HIV Treatment and Care Demands Extended Services

July 22, 2010

New research carried out by Addressing the Balance of Burden in HIV/AIDS (ABBA) has recognised that there is a strong interrelationship between HIV and disability, and that this issue has received insufficient attention. The evidence shows that people with disabilities are one of the key populations at higher risk of exposure to HIV, while people living with HIV may develop disabilities from the disease and the side effects of medical treatment. Read the rest of this entry »


The future of governance research looks ‘upside down’

July 13, 2010

Governance research has taken great strides forward over the past decade. The changing global political economy and the rise of new emerging economies in the South have challenged the OECD-centred model of governance. The historical ‘default position’ of the development community – to look at the world from the position of a ‘developed’ country – is no longer applicable. The Centre for the Future State (CFS) has made a major contribution to governance thinking over the last decade and with its recent publication, Upside Down View of Governance. Read the rest of this entry »


The Truth about Democracy

July 7, 2010

On the back of the recent general election in the UK it seems apt to consider how fortunate we are. People in many other countries would relish the opportunity to have peaceful elections, to vote freely and safely, to know that there vote will be counted, and to have the opportunity to bring about change. The reality for many is very different from our own and we should spare a thought for the millions of unrepresented people around the world, and for those that risk their lives by simply casting a vote. Read the rest of this entry »

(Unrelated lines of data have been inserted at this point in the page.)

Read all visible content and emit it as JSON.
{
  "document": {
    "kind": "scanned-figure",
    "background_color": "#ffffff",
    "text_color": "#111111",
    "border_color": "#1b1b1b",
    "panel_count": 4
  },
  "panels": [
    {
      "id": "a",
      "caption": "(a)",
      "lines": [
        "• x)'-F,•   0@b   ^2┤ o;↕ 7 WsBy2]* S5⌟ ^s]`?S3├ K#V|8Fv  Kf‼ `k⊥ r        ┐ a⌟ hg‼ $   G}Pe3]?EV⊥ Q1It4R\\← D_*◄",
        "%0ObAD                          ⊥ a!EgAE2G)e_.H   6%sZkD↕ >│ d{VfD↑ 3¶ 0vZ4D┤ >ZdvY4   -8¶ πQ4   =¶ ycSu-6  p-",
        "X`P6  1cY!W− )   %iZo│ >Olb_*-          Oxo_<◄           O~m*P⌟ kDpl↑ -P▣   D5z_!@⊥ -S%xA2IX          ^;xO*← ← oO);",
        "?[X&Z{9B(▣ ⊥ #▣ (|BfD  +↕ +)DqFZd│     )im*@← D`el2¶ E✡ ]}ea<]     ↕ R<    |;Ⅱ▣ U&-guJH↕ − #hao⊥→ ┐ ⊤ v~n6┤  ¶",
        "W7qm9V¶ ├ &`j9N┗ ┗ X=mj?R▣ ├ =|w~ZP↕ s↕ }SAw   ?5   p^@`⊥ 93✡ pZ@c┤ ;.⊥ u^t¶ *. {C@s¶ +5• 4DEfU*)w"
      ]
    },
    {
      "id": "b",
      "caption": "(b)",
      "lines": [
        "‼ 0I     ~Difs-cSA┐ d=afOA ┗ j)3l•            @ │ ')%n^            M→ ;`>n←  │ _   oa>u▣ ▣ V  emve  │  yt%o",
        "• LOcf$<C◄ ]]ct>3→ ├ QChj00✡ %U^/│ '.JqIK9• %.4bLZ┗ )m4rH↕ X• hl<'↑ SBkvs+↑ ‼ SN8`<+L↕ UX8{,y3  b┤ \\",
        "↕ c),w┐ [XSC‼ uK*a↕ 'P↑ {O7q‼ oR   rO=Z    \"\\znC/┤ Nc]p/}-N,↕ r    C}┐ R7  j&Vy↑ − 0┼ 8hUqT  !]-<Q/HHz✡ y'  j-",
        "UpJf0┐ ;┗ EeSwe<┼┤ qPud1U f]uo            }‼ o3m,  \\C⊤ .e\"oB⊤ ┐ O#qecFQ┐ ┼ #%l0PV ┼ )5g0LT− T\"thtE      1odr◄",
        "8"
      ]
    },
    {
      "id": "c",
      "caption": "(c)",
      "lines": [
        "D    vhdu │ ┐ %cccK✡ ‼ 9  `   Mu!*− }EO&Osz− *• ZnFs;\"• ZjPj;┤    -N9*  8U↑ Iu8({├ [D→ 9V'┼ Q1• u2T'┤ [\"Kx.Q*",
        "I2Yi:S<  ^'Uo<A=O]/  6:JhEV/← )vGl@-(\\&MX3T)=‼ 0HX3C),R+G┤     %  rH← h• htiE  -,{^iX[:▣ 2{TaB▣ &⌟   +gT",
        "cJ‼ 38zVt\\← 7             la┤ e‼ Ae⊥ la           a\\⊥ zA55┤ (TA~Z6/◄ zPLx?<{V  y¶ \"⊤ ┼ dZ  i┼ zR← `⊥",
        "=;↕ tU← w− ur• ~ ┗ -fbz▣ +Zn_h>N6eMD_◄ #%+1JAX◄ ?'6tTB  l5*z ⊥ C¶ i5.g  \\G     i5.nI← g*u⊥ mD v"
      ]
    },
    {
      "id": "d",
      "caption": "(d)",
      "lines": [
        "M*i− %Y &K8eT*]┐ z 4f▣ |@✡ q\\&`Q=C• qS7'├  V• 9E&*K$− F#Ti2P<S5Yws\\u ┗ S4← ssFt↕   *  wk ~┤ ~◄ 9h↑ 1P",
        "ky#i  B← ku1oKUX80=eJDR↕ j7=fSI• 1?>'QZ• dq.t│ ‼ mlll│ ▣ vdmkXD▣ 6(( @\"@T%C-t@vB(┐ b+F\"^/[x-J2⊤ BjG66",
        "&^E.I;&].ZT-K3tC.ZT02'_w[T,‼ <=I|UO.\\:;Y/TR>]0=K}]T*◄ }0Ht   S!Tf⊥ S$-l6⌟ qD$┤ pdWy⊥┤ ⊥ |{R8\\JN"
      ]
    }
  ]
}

Researchers ‘Get off the Dance-Floor’ at Politics of Poverty Conference

July 5, 2010

Researchers had the chance to ‘get off the dance-floor and take a bird’s eye view from the balcony’ at the Politics of Poverty conference held June 21st and 22nd 2010. The conference was the first time that more than ten years’ research on governance carried out by four DFID’s funded global research programmes had been brought together.

Read the rest of this entry »